• REQUIRED WORK
Copy out the full listing exactly, omitting any picture it contains.
· · ·
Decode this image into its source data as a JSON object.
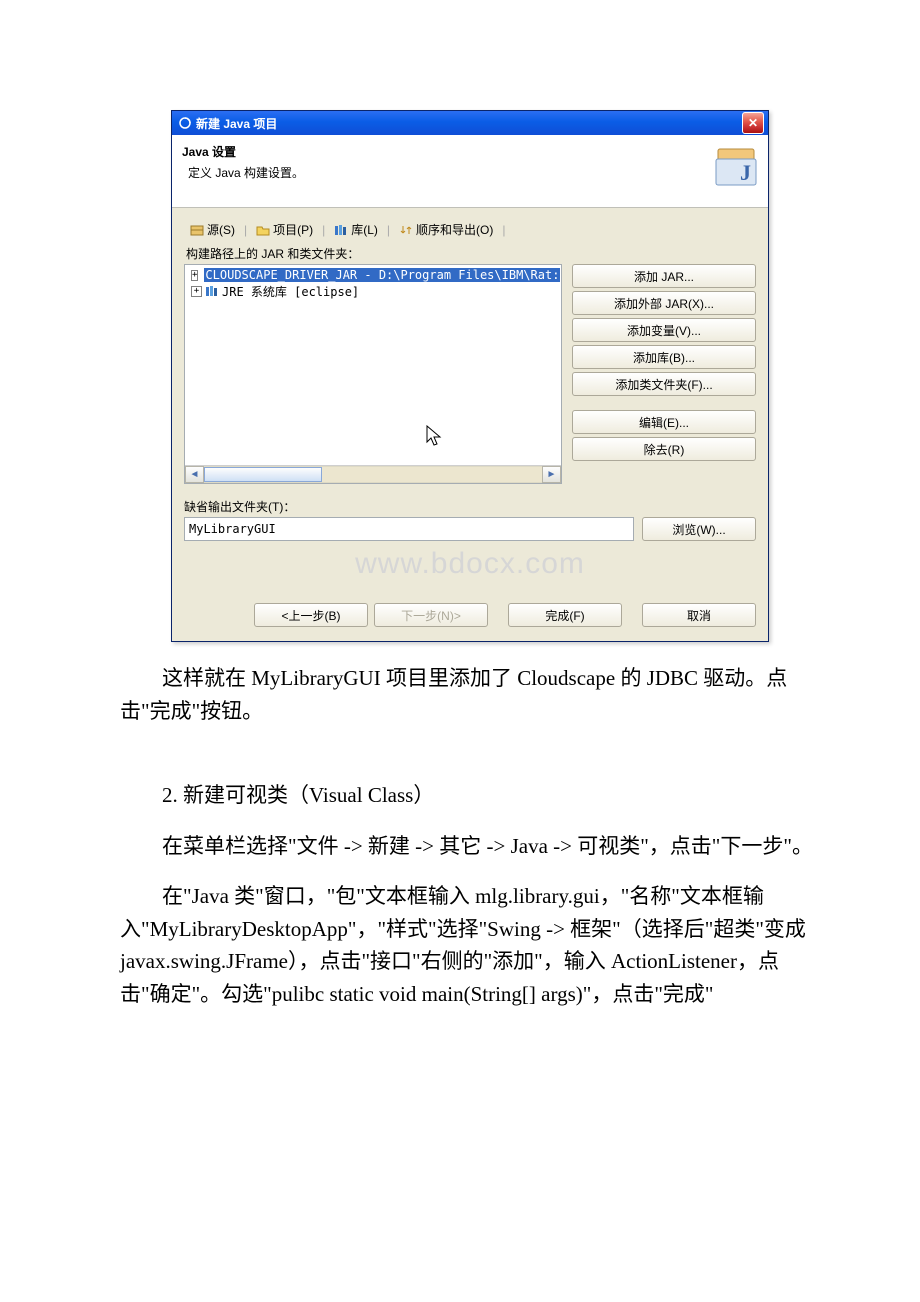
{
  "dialog": {
    "title": "新建 Java 项目",
    "banner_title": "Java 设置",
    "banner_sub": "定义 Java 构建设置。",
    "tabs": {
      "source": "源(S)",
      "project": "项目(P)",
      "library": "库(L)",
      "order": "顺序和导出(O)"
    },
    "tree_label": "构建路径上的 JAR 和类文件夹：",
    "tree": {
      "cloudscape": "CLOUDSCAPE_DRIVER_JAR - D:\\Program Files\\IBM\\Rat:",
      "jre": "JRE 系统库 [eclipse]"
    },
    "buttons": {
      "add_jar": "添加 JAR...",
      "add_ext_jar": "添加外部 JAR(X)...",
      "add_var": "添加变量(V)...",
      "add_lib": "添加库(B)...",
      "add_class_folder": "添加类文件夹(F)...",
      "edit": "编辑(E)...",
      "remove": "除去(R)"
    },
    "out_label": "缺省输出文件夹(T)：",
    "out_value": "MyLibraryGUI",
    "browse": "浏览(W)...",
    "watermark": "www.bdocx.com",
    "wizard": {
      "back": "<上一步(B)",
      "next": "下一步(N)>",
      "finish": "完成(F)",
      "cancel": "取消"
    }
  },
  "text": {
    "p1": "这样就在 MyLibraryGUI 项目里添加了 Cloudscape 的 JDBC 驱动。点击\"完成\"按钮。",
    "h2": "2. 新建可视类（Visual Class）",
    "p2": "在菜单栏选择\"文件 -> 新建 -> 其它 -> Java -> 可视类\"，点击\"下一步\"。",
    "p3": "在\"Java 类\"窗口，\"包\"文本框输入 mlg.library.gui，\"名称\"文本框输入\"MyLibraryDesktopApp\"，\"样式\"选择\"Swing -> 框架\"（选择后\"超类\"变成 javax.swing.JFrame），点击\"接口\"右侧的\"添加\"，输入 ActionListener，点击\"确定\"。勾选\"pulibc static void main(String[] args)\"，点击\"完成\""
  }
}
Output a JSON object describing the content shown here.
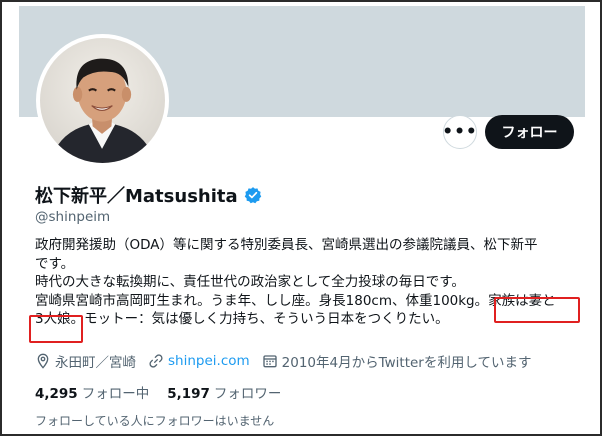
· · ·
• ANSWER FOR THIS EXERCISE
Decode this image into its source data as a JSON object.
{
  "dialog": {
    "title": "新建 Java 项目",
    "banner_title": "Java 设置",
    "banner_sub": "定义 Java 构建设置。",
    "tabs": {
      "source": "源(S)",
      "project": "项目(P)",
      "library": "库(L)",
      "order": "顺序和导出(O)"
    },
    "tree_label": "构建路径上的 JAR 和类文件夹：",
    "tree": {
      "cloudscape": "CLOUDSCAPE_DRIVER_JAR - D:\\Program Files\\IBM\\Rat:",
      "jre": "JRE 系统库 [eclipse]"
    },
    "buttons": {
      "add_jar": "添加 JAR...",
      "add_ext_jar": "添加外部 JAR(X)...",
      "add_var": "添加变量(V)...",
      "add_lib": "添加库(B)...",
      "add_class_folder": "添加类文件夹(F)...",
      "edit": "编辑(E)...",
      "remove": "除去(R)"
    },
    "out_label": "缺省输出文件夹(T)：",
    "out_value": "MyLibraryGUI",
    "browse": "浏览(W)...",
    "watermark": "www.bdocx.com",
    "wizard": {
      "back": "<上一步(B)",
      "next": "下一步(N)>",
      "finish": "完成(F)",
      "cancel": "取消"
    }
  },
  "text": {
    "p1": "这样就在 MyLibraryGUI 项目里添加了 Cloudscape 的 JDBC 驱动。点击\"完成\"按钮。",
    "h2": "2. 新建可视类（Visual Class）",
    "p2": "在菜单栏选择\"文件 -> 新建 -> 其它 -> Java -> 可视类\"，点击\"下一步\"。",
    "p3": "在\"Java 类\"窗口，\"包\"文本框输入 mlg.library.gui，\"名称\"文本框输入\"MyLibraryDesktopApp\"，\"样式\"选择\"Swing -> 框架\"（选择后\"超类\"变成 javax.swing.JFrame），点击\"接口\"右侧的\"添加\"，输入 ActionListener，点击\"确定\"。勾选\"pulibc static void main(String[] args)\"，点击\"完成\""
  }
}
Output a JSON object describing the content shown here.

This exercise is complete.